“It’s time for me to clear the air and I WILL be doing that at THE University of Utah,” Powell said in a statement share don his Twitter account on Thursday afternoon.
Powell came to Baylor with the hopes of being able to compete and play quarterback for the Bears. That opportunity was one of the reasons Baylor ended up winning his commitment out of high school, while many schools hoping to sign the four-star athlete could find ways to use his athleticism at different positions. Powell, a member of the Baylor Class of 2019, has not played this season and will have four years of eligibility remaining. NCAA rules would force Powell to sit out the 2010 season before being ruled eligible to play, but he may be given a chance to play right away considering he did not play during his freshman year at Baylor.
As a year of disappointing results comes down the final stretch for the Arizona Wildcats, changes are already in the air for Kevin Sumlin and the program. On Thursday, Arizona continued to go through the process of overhauling its defensive coaching staff with the firing of defensive line coach Iona Uiagalelei.
News of the coaching change was first reported by Jason Scheer of Wildcat Authority. According to that same report, defensive analyst Greg Patrick will be moved into the position of defensive line coach, at least for the remainder of the current season.
Arizona ranks 73rd nationally in rushing defense, 113th in sacks, and 119th in tackles for a loss. These are all stats most commonly used to evaluate the performance of the defensive line, and the results this late in the season just simply aren’t good any way you look at it.

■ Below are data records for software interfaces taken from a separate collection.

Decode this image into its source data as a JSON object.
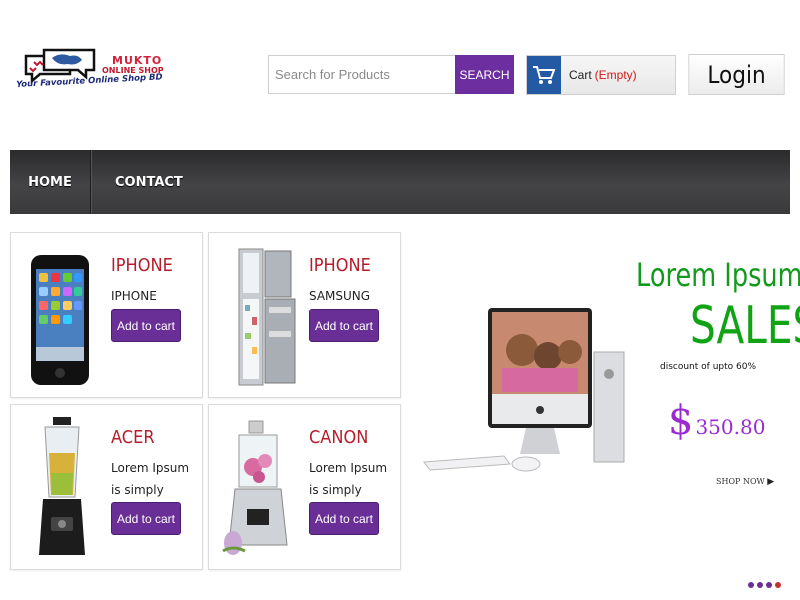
{
  "header": {
    "logo": {
      "title": "MUKTO",
      "subtitle": "ONLINE SHOP",
      "tagline": "Your Favourite Online Shop BD"
    },
    "search": {
      "placeholder": "Search for Products",
      "value": "",
      "button_label": "SEARCH"
    },
    "cart": {
      "label": "Cart",
      "status": "(Empty)",
      "icon": "shopping-cart-icon"
    },
    "login_label": "Login"
  },
  "nav": {
    "items": [
      {
        "label": "HOME"
      },
      {
        "label": "CONTACT"
      }
    ]
  },
  "products": [
    {
      "title": "IPHONE",
      "desc": "IPHONE",
      "button": "Add to cart",
      "image": "smartphone"
    },
    {
      "title": "IPHONE",
      "desc": "SAMSUNG",
      "button": "Add to cart",
      "image": "refrigerator"
    },
    {
      "title": "ACER",
      "desc": "Lorem Ipsum is simply",
      "button": "Add to cart",
      "image": "blender"
    },
    {
      "title": "CANON",
      "desc": "Lorem Ipsum is simply",
      "button": "Add to cart",
      "image": "food-processor"
    }
  ],
  "banner": {
    "title1": "Lorem Ipsum",
    "title2": "SALES",
    "discount": "discount of upto  60%",
    "price_currency": "$",
    "price_value": "350.80",
    "shop_now": "SHOP NOW",
    "image": "imac-computer"
  },
  "slider": {
    "dot_count": 4,
    "active_index": 3
  },
  "colors": {
    "accent_purple": "#6a2f97",
    "cart_blue": "#245aa4",
    "title_red": "#b51d2a",
    "sales_green": "#119a1c",
    "price_purple": "#9b2bd0"
  }
}
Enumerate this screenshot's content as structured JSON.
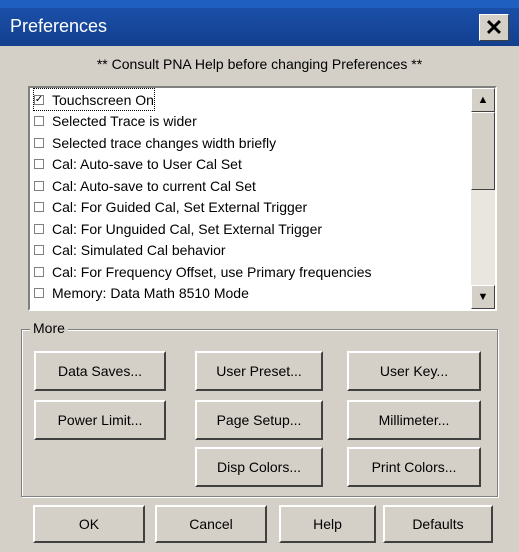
{
  "window": {
    "title": "Preferences",
    "close_icon": "close-icon"
  },
  "notice": "** Consult PNA Help before changing Preferences **",
  "preferences": [
    {
      "label": "Touchscreen On",
      "checked": true
    },
    {
      "label": "Selected Trace is wider",
      "checked": false
    },
    {
      "label": "Selected trace changes width briefly",
      "checked": false
    },
    {
      "label": "Cal: Auto-save to User Cal Set",
      "checked": false
    },
    {
      "label": "Cal: Auto-save to current Cal Set",
      "checked": false
    },
    {
      "label": "Cal: For Guided Cal, Set External Trigger",
      "checked": false
    },
    {
      "label": "Cal: For Unguided Cal, Set External Trigger",
      "checked": false
    },
    {
      "label": "Cal: Simulated Cal behavior",
      "checked": false
    },
    {
      "label": "Cal: For Frequency Offset, use Primary frequencies",
      "checked": false
    },
    {
      "label": "Memory: Data Math 8510 Mode",
      "checked": false
    }
  ],
  "more": {
    "label": "More",
    "buttons": {
      "data_saves": "Data Saves...",
      "user_preset": "User Preset...",
      "user_key": "User Key...",
      "power_limit": "Power Limit...",
      "page_setup": "Page Setup...",
      "millimeter": "Millimeter...",
      "disp_colors": "Disp Colors...",
      "print_colors": "Print Colors..."
    }
  },
  "footer": {
    "ok": "OK",
    "cancel": "Cancel",
    "help": "Help",
    "defaults": "Defaults"
  },
  "colors": {
    "titlebar": "#1a4fa8",
    "dialog_bg": "#d4d0c8"
  }
}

A month ago, Arizona parted ways with defensive coordinator Marcel Yates and linebackers coach John Rushing. Uiagalelei is the third defensive coach to be removed from the staff during the 2019 season.
Wisconsin running back Jonathan Taylor is attempting to do something that has only been done twice before by winning the Doak Walker Award in back-to-back seasons. Taylor was one of the 10 semifinalists revealed by the Doak Walker Award on Thursday, putting last year’s top running back one step closer to pulling off the rare feat on the college football award circuit.

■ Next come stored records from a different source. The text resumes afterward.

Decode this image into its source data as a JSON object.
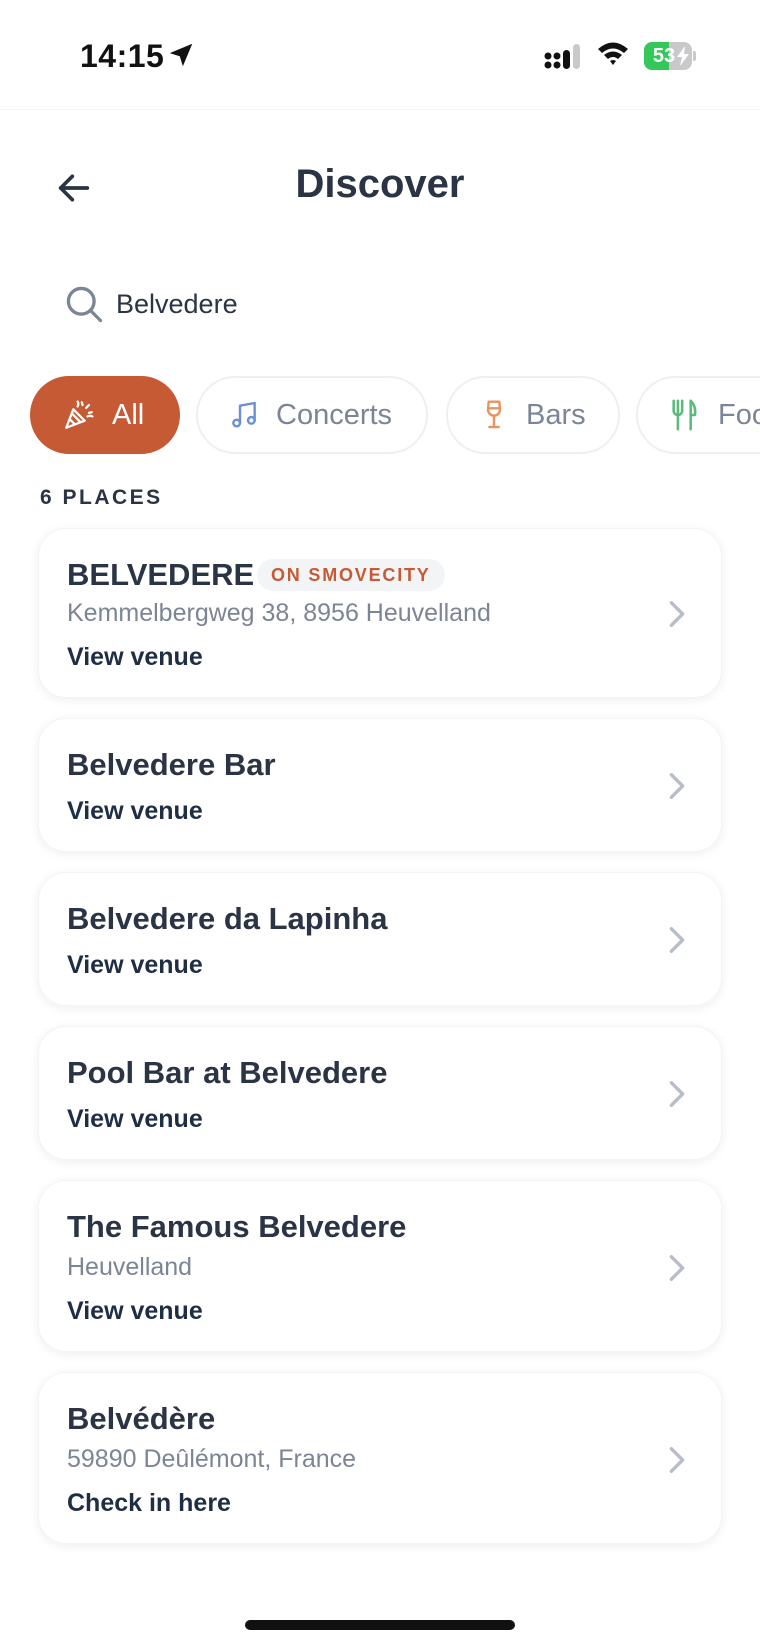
{
  "status_bar": {
    "time": "14:15",
    "battery": "53",
    "battery_level": 0.53,
    "icons": [
      "location-arrow-icon",
      "cellular-signal-icon",
      "wifi-icon",
      "battery-charging-icon"
    ]
  },
  "header": {
    "title": "Discover",
    "back_icon": "arrow-left-icon"
  },
  "search": {
    "value": "Belvedere",
    "icon": "search-icon"
  },
  "filters": [
    {
      "label": "All",
      "icon": "party-popper-icon",
      "active": true
    },
    {
      "label": "Concerts",
      "icon": "music-note-icon",
      "active": false
    },
    {
      "label": "Bars",
      "icon": "wine-glass-icon",
      "active": false
    },
    {
      "label": "Food",
      "icon": "fork-knife-icon",
      "active": false
    }
  ],
  "places": {
    "count_label": "6 PLACES",
    "items": [
      {
        "name": "BELVEDERE",
        "badge": "ON SMOVECITY",
        "subtitle": "Kemmelbergweg 38,  8956 Heuvelland",
        "action": "View venue"
      },
      {
        "name": "Belvedere Bar",
        "action": "View venue"
      },
      {
        "name": "Belvedere da Lapinha",
        "action": "View venue"
      },
      {
        "name": "Pool Bar at Belvedere",
        "action": "View venue"
      },
      {
        "name": "The Famous Belvedere",
        "subtitle": "Heuvelland",
        "action": "View venue"
      },
      {
        "name": "Belvédère",
        "subtitle": "59890 Deûlémont, France",
        "action": "Check in here"
      }
    ]
  },
  "colors": {
    "accent": "#c65a35",
    "text_dark": "#2b3445",
    "text_muted": "#7b8596",
    "concerts_icon": "#6b8fd6",
    "bars_icon": "#e8935e",
    "food_icon": "#5cba7d",
    "battery_green": "#34c759"
  }
}
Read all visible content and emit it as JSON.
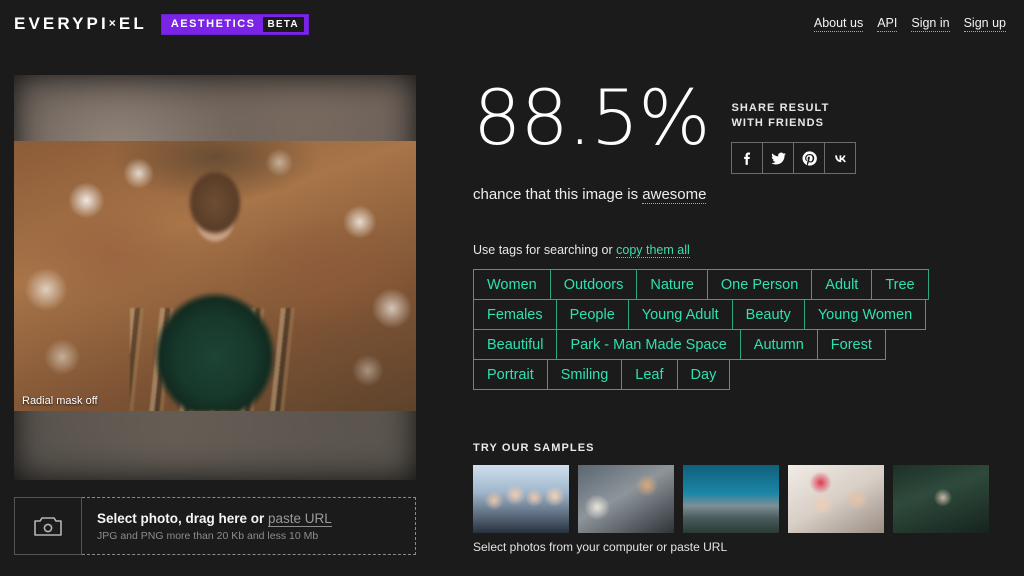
{
  "header": {
    "logo_main": "EVERYPI",
    "logo_x": "×",
    "logo_tail": "EL",
    "badge_label": "AESTHETICS",
    "badge_beta": "BETA",
    "nav": [
      {
        "label": "About us"
      },
      {
        "label": "API"
      },
      {
        "label": "Sign in"
      },
      {
        "label": "Sign up"
      }
    ]
  },
  "photo": {
    "caption": "Radial mask off"
  },
  "upload": {
    "icon": "camera-icon",
    "title_prefix": "Select photo, drag here or ",
    "paste_url": "paste URL",
    "subtitle": "JPG and PNG more than 20 Kb and less 10 Mb"
  },
  "result": {
    "percent": "88.5%",
    "chance_prefix": "chance that this image is ",
    "chance_highlight": "awesome",
    "share_line1": "SHARE RESULT",
    "share_line2": "WITH FRIENDS",
    "share_icons": [
      {
        "name": "facebook-icon",
        "label": "Facebook"
      },
      {
        "name": "twitter-icon",
        "label": "Twitter"
      },
      {
        "name": "pinterest-icon",
        "label": "Pinterest"
      },
      {
        "name": "vk-icon",
        "label": "VK"
      }
    ]
  },
  "tags_section": {
    "header_prefix": "Use tags for searching or ",
    "copy_all": "copy them all",
    "rows": [
      [
        "Women",
        "Outdoors",
        "Nature",
        "One Person",
        "Adult",
        "Tree"
      ],
      [
        "Females",
        "People",
        "Young Adult",
        "Beauty",
        "Young Women"
      ],
      [
        "Beautiful",
        "Park - Man Made Space",
        "Autumn",
        "Forest"
      ],
      [
        "Portrait",
        "Smiling",
        "Leaf",
        "Day"
      ]
    ]
  },
  "samples": {
    "header": "TRY OUR SAMPLES",
    "footer": "Select photos from your computer or paste URL",
    "thumbs": [
      {
        "name": "sample-business-team"
      },
      {
        "name": "sample-office-desk"
      },
      {
        "name": "sample-mountains"
      },
      {
        "name": "sample-winter-couple"
      },
      {
        "name": "sample-forest-couple"
      }
    ]
  },
  "colors": {
    "background": "#1b1b1b",
    "accent_teal": "#2fe0b0",
    "badge_purple": "#7b24e8"
  }
}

Taylor will have some stiff competition for the award this season. Among the other semifinalists for the award include Oklahoma State’s Chuba Hubbard, the nation’s rushing leader with 1,726 yards and 20 rushing touchdowns (Taylor has 1,463 yards and 17 rushing touchdowns in the same number of games as Hubbard).

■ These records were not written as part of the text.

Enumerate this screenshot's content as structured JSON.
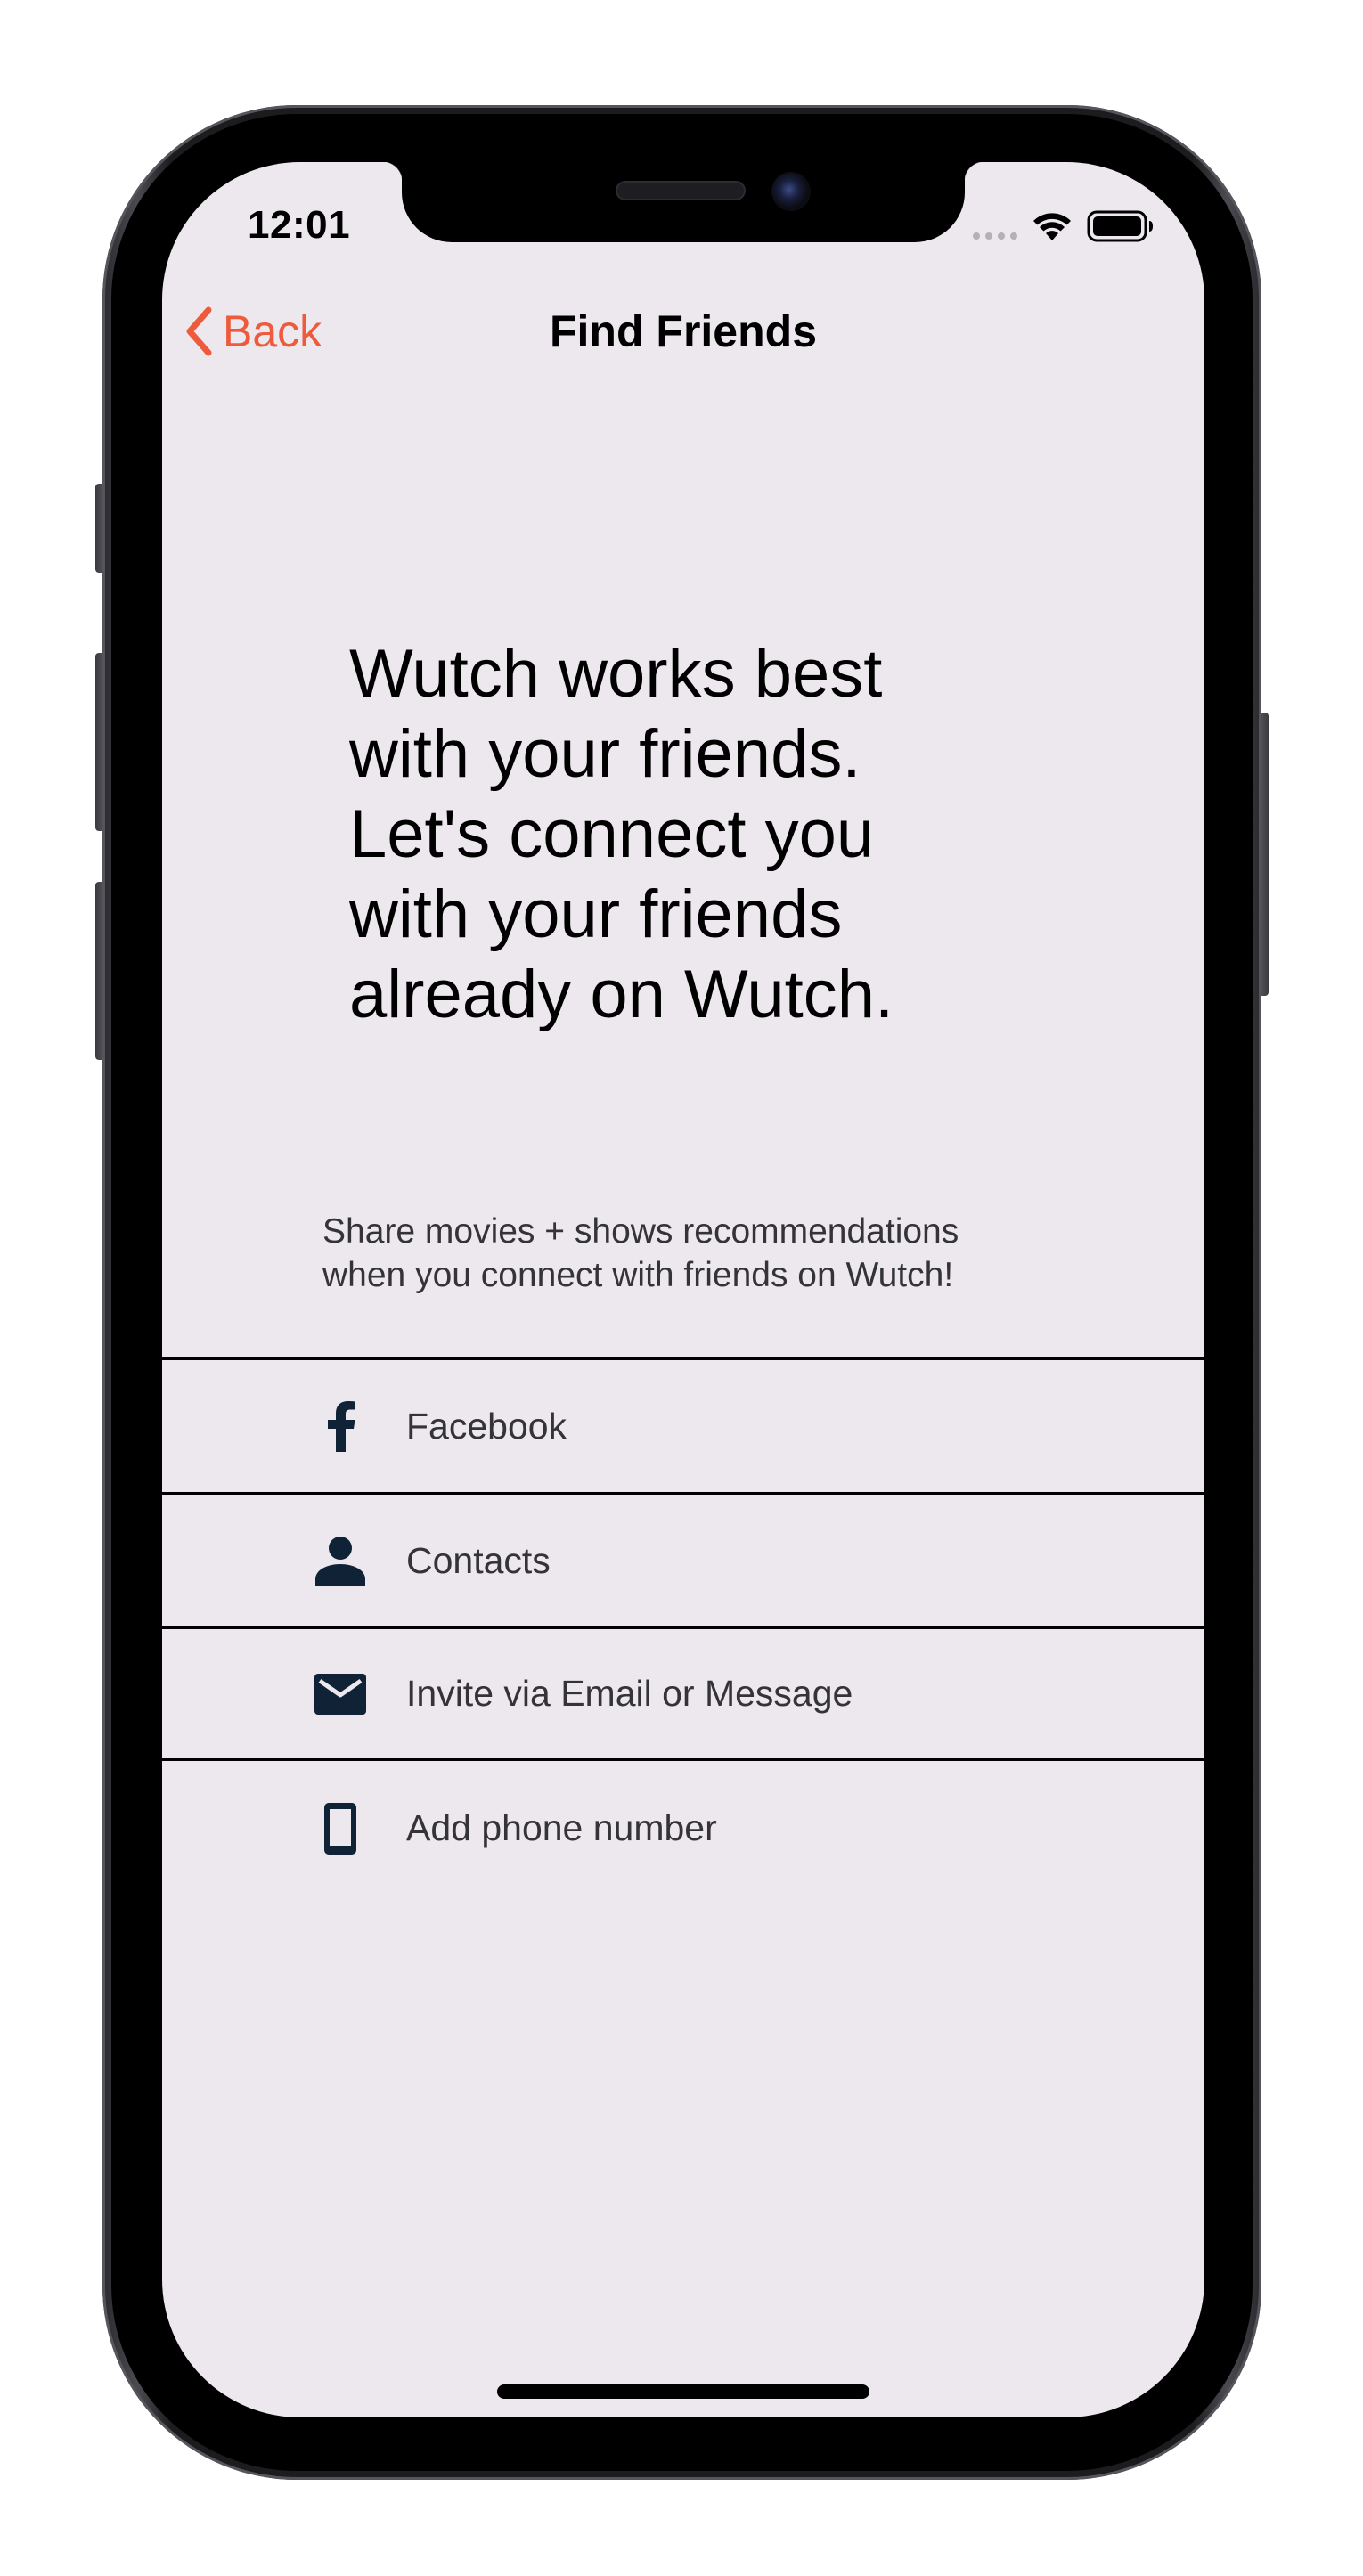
{
  "status_bar": {
    "time": "12:01",
    "icons": [
      "signal-icon",
      "wifi-icon",
      "battery-icon"
    ]
  },
  "nav": {
    "back_label": "Back",
    "title": "Find Friends"
  },
  "headline": {
    "lines": [
      "Wutch works best",
      "with your friends.",
      "Let's connect you",
      "with your friends",
      "already on Wutch."
    ]
  },
  "subtext": {
    "line1": "Share movies + shows recommendations",
    "line2": "when you connect with friends on Wutch!"
  },
  "options": [
    {
      "icon": "facebook-icon",
      "label": "Facebook"
    },
    {
      "icon": "person-icon",
      "label": "Contacts"
    },
    {
      "icon": "envelope-icon",
      "label": "Invite via Email or Message"
    },
    {
      "icon": "phone-icon",
      "label": "Add phone number"
    }
  ],
  "colors": {
    "accent": "#ee5a3c",
    "background": "#ece8ed",
    "icon": "#0f2236",
    "text": "#000000",
    "secondary_text": "#333338"
  }
}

Darren McFadden of Arkansas is the most recent player to win the Doak Walker Award in back-to-back seasons, doing so in 2006 and 2007. The only other player to win the award in consecutive seasons, and the only other two-time winner of the Doak Walker Award, is Ricky Williams of Texas. Williams won the award in 1997 and 1998. Taylor joined former Wisconsin running backs Melvin Gordon (2014), Montee Ball (2012) and Ron Dayne (1999) to move Wisconsin into first place for most all-time Doak Walker Award winners. Texas also has four awards won, but by three players (Ricky Williams twice, Cedric Benson in 2004 and D’Onta Foreman in 2016).
The other semi-finalists for the Doak Walker Award this year include LeVante Bellamy of Western Michigan (21 touchdowns leads the nation), AJ Dillon of Boston College, JK Dobbins of Ohio State, Clyde Edwards-Helaire of LSU, Travis Etienne of Clemson, Kenneth Gainwell of Memphis, Xavier Jones of SMU, Zack Moss of Utah.